Compare any two graphics cards:
GeForce GTX 580 vs GeForce GTX 660 Ti
IntroThe GeForce GTX 580 has clock speeds of 772 MHz on the GPU, and 1002 MHz on the 1536 MB of GDDR5 RAM. It features 512 SPUs as well as 64 TAUs and 48 ROPs.
Compare all of that to the GeForce GTX 660 Ti, which features clock speeds of 915 MHz on the GPU, and 1500 MHz on the 2048 MB of GDDR5 RAM. It features 1344 SPUs along with 112 Texture Address Units and 24 ROPs.
(No game benchmarks for this combination yet.)
Power Usage and Theoretical Benchmarks
Power Consumption (Max TDP)
The GeForce GTX 580, in theory, should be much faster than the GeForce GTX 660 Ti overall. (explain)
Texel RateThe GeForce GTX 660 Ti is quite a bit (more or less 107%) faster with regards to anisotropic filtering than the GeForce GTX 580. (explain)
Pixel RateIf running with lots of anti-aliasing is important to you, then the GeForce GTX 580 is the winner, and very much so. (explain)
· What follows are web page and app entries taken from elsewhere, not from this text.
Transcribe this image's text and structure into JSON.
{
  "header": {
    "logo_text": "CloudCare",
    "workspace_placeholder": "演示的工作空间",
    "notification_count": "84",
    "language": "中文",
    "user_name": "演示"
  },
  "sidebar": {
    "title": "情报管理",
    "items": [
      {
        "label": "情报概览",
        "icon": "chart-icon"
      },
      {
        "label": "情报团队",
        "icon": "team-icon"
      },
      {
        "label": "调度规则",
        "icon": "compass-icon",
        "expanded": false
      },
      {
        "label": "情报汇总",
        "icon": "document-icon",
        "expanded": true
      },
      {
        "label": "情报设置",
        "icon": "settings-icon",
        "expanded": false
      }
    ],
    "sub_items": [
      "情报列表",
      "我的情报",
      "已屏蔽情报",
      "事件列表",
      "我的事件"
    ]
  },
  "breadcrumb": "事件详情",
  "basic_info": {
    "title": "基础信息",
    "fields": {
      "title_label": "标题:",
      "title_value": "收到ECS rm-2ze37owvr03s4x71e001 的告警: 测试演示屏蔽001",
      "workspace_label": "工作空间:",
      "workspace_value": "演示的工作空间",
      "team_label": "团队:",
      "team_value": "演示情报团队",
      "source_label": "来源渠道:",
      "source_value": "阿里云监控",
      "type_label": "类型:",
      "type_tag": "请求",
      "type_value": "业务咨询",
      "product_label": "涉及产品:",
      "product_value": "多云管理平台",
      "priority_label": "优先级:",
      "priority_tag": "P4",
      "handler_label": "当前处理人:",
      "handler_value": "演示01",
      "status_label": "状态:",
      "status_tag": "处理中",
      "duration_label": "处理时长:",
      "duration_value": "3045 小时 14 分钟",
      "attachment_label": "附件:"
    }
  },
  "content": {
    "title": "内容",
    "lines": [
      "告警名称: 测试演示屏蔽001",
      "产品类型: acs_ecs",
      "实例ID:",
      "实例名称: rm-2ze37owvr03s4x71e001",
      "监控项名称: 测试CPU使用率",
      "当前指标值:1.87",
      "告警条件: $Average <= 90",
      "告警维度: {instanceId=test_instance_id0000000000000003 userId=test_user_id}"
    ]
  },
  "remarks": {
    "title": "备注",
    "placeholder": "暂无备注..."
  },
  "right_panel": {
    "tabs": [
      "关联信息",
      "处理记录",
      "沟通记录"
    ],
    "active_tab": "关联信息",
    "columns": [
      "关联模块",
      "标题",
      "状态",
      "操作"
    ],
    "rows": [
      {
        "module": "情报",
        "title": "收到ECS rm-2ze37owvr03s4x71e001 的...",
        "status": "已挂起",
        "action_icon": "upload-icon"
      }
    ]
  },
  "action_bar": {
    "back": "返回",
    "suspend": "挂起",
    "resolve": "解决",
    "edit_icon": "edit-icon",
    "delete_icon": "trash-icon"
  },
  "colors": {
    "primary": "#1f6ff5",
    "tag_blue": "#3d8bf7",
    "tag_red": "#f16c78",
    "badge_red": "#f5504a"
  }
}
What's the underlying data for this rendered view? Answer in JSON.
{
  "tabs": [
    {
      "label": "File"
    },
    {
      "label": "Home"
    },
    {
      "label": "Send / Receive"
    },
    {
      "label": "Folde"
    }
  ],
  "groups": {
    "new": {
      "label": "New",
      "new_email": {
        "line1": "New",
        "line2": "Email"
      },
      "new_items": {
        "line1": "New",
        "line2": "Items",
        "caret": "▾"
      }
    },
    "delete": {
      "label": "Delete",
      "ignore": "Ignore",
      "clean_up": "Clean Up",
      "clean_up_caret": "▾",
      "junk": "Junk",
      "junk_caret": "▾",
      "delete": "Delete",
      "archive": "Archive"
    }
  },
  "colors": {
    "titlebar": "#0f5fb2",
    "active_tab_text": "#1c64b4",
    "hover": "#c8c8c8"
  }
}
Please note that the above 'benchmarks' are all just theoretical - the results were calculated based on the card's specifications, and real-world performance may (and probably will) vary at least a bit.
Please note that the price comparisons are based on search keywords - sometimes it might show cards with very similar names that are not exactly the same as the one chosen in the comparison. We do try to filter out the wrong results as best we can, though.
Memory Bandwidth: Memory bandwidth is the largest amount of data (measured in MB per second) that can be transferred over the external memory interface in one second. It's calculated by multiplying the bus width by the speed of its memory. If it uses DDR type memory, the result should be multiplied by 2 again. If DDR5, multiply by 4 instead. The higher the bandwidth is, the faster the card will be in general. It especially helps with anti-aliasing, High Dynamic Range and higher screen resolutions.
Texel Rate: Texel rate is the maximum amount of texture map elements (texels) that can be applied in one second. This number is calculated by multiplying the total texture units of the card by the core speed of the chip. The better this number, the better the card will be at texture filtering (anisotropic filtering - AF). It is measured in millions of texels applied per second.
Pixel Rate: Pixel rate is the maximum amount of pixels the graphics card can possibly write to the local memory per second - measured in millions of pixels per second. Pixel rate is calculated by multiplying the number of Render Output Units by the the card's clock speed. ROPs (Raster Operations Pipelines - sometimes also referred to as Render Output Units) are responsible for filling the screen with pixels (the image). The actual pixel rate also depends on quite a few other factors, especially the memory bandwidth - the lower the bandwidth is, the lower the ability to get to the maximum fill rate.